Quanri Jin, Linda X Yuan, Delphine Boulbes, Jong Min Baek, Ying Nai Wang, Daniel Gomez-Cabello, David H Hawke, Sai Ching Yeung, Mong Hong Lee, Gabriel N Hortobagyi, Mien Chie Hung, Francisco J Esteva
Breast Cancer Research , 2010, DOI: 10.1186/bcr2777

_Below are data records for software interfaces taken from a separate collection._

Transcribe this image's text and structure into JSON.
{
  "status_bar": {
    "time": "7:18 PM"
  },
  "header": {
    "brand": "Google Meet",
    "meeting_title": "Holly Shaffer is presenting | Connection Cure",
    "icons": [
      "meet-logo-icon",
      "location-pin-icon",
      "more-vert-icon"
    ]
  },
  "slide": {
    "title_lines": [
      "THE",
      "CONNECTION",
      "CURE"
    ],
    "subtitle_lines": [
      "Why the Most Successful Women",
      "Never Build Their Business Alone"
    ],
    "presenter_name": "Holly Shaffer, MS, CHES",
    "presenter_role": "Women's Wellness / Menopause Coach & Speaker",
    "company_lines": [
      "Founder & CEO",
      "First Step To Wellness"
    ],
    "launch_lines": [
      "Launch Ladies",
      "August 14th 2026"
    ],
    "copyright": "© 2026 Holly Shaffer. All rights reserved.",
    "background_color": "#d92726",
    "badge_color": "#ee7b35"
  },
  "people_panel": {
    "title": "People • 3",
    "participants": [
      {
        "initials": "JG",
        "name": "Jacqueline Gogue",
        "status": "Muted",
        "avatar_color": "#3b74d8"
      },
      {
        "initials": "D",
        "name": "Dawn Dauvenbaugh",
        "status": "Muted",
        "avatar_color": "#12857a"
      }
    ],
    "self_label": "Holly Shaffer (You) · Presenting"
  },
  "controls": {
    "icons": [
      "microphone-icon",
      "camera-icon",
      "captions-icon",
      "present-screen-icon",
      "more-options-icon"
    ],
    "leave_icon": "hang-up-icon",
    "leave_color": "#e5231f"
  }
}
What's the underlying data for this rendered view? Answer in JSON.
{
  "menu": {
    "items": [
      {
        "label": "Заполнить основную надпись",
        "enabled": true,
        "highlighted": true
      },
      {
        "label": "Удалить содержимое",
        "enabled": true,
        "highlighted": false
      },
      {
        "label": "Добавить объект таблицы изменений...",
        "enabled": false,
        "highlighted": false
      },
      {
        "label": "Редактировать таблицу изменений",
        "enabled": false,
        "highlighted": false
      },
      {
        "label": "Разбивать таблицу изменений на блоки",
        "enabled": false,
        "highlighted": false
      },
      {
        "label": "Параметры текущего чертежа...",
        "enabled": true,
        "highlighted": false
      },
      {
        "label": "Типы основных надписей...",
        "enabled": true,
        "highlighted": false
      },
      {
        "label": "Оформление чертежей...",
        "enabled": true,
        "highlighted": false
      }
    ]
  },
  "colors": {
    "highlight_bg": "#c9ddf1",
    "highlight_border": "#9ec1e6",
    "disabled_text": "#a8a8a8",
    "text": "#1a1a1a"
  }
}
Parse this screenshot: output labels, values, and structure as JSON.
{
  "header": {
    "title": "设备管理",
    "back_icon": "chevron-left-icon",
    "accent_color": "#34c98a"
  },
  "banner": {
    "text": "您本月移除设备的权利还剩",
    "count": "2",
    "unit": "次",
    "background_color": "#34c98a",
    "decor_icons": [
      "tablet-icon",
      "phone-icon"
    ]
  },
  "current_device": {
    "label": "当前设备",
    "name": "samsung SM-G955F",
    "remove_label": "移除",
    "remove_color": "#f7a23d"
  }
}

Abstract: Using mass spectrometry, we identified FASN as one of the proteins that is dephosphorylated by lapatinib in SKBR3 breast cancer cells. Immunofluorescence, immunoprecipitation, Western blotting, a kinase assay, a FASN enzymatic activity assay, an invasion assay, a cell viability assay and zymography were used to determine the role of FASN phosphorylation in invasion of SKBR3 and BT474 cells. The FASN inhibitor C75 and small interfering RNA were used to downregulate FASN expression and/or activity.Our data demonstrated that FASN is phosphorylated when it is in complex with HER2. FASN phosphorylation was induced by heregulin in HER2-overexpressing SKBR3 and BT474 breast cancer cells. Heregulin-induced FASN phosphorylation resulted in increased FASN enzymatic activity, which was inhibited by lapatinib. The FASN inhibitor C75 suppressed FASN activity by directly inhibiting HER2 and FASN phosphorylation. Blocking FASN phosphorylation and activity by lapatinib or C75 suppressed the activity of matrix metallopeptidase 9 and inhibited invasion of SKBR3 and BT474 cells.FASN phosphorylation by HER2 plays an important role in breast cancer progression and may be a novel therapeutic target in HER2-overexpressing breast cancer cells.The human epidermal growth factor receptor 2 (HER2) gene encodes a 185-kDa transmembrane protein that belongs to the type I family of growth factor receptors, which also includes the epidermal growth factor receptor (EGFR), HER3 and HER4. HER2 is overexpressed in 20 to 25% of invasive breast cancers, and patients with those cancers have worse overall survival and time to relapse than patients whose tumors express normal levels of HER2 [1]. This strong link between HER2 activity and the malignant process has made this protein an excellent target for studies focusing on the development of new cancer therapies [2]. The monoclonal antibody trastuzumab and the small-molecule tyrosine kinase inhibitor lapatinib are the first two HER2-targeted therapies appr
Heregulin-α及其受体在小鼠乳腺中的表达与作用
耿丽晶,李庆章
中国科学 生命科学 , 2009,
Abstract: 为阐明Heregulin-α(HRG-α)及其受体对乳腺发育、泌乳及退化的调控作用及其机制,本实验采用激光扫描共聚焦显微技术,组织培养,毛细管电泳,Western Blot,ELISA等方法对小鼠乳腺发育、泌乳及退化阶段HRG-α及其受体ErbB2和ErbB3的表达、定位及其对乳腺形态发育、β-酪蛋白表达和分泌、Rab3A蛋白表达、HRG-α信号转导途径信号分子的磷酸化状态的影响进行了系统研究.结果表明,HRG-α及其受体ErbB2,ErbB3在妊娠期15d乳腺中表达到达高峰,退化期9d时又出现另一小高峰;HRG-α及其受体ErbB2,ErbB3主要在乳腺脂肪细胞、导管上皮细胞以及围绕导管的基膜中检测到,在青春期、妊娠期和退化期呈特异性表达;ErbB2和ErbB3的表达变化趋势与HRG-α的表达变化趋势相似,呈显著线性正相关.妊娠期,HRG-α能够促进STAT5,p42/p44,p38和PKC的磷酸化以及Rab3A蛋白表达,刺激乳腺上皮细胞的增殖和分化,增加并维持β-酪蛋白的表达和分泌;泌乳期,HRG-α能够促进STAT5,p38的磷酸化并抑制PKC磷酸化和Rab3A蛋白表达,维持泌乳期乳腺形态,促进乳蛋白的...
Page 1 /100
Display every page Item


Home
Copyright © 2008-2017 Open Access Library. All rights reserved.